What you should do -
Could you reproduce every record below exactly as it stands?

═════ Exercise materials ═════

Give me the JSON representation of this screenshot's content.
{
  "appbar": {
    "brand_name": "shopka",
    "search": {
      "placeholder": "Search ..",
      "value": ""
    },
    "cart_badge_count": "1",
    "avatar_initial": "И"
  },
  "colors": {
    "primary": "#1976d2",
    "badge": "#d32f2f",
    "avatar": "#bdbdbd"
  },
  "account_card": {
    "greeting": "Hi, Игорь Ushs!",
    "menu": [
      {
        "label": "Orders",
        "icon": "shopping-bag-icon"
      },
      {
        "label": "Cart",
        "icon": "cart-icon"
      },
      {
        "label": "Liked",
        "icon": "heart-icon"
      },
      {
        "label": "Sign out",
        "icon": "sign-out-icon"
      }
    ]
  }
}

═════

Task result -
Give me the JSON representation of this screenshot's content.
{
  "appbar": {
    "brand_name": "shopka",
    "search": {
      "placeholder": "Search ..",
      "value": ""
    },
    "cart_badge_count": "1",
    "avatar_initial": "И"
  },
  "colors": {
    "primary": "#1976d2",
    "badge": "#d32f2f",
    "avatar": "#bdbdbd"
  },
  "account_card": {
    "greeting": "Hi, Игорь Ushs!",
    "menu": [
      {
        "label": "Orders",
        "icon": "shopping-bag-icon"
      },
      {
        "label": "Cart",
        "icon": "cart-icon"
      },
      {
        "label": "Liked",
        "icon": "heart-icon"
      },
      {
        "label": "Sign out",
        "icon": "sign-out-icon"
      }
    ]
  }
}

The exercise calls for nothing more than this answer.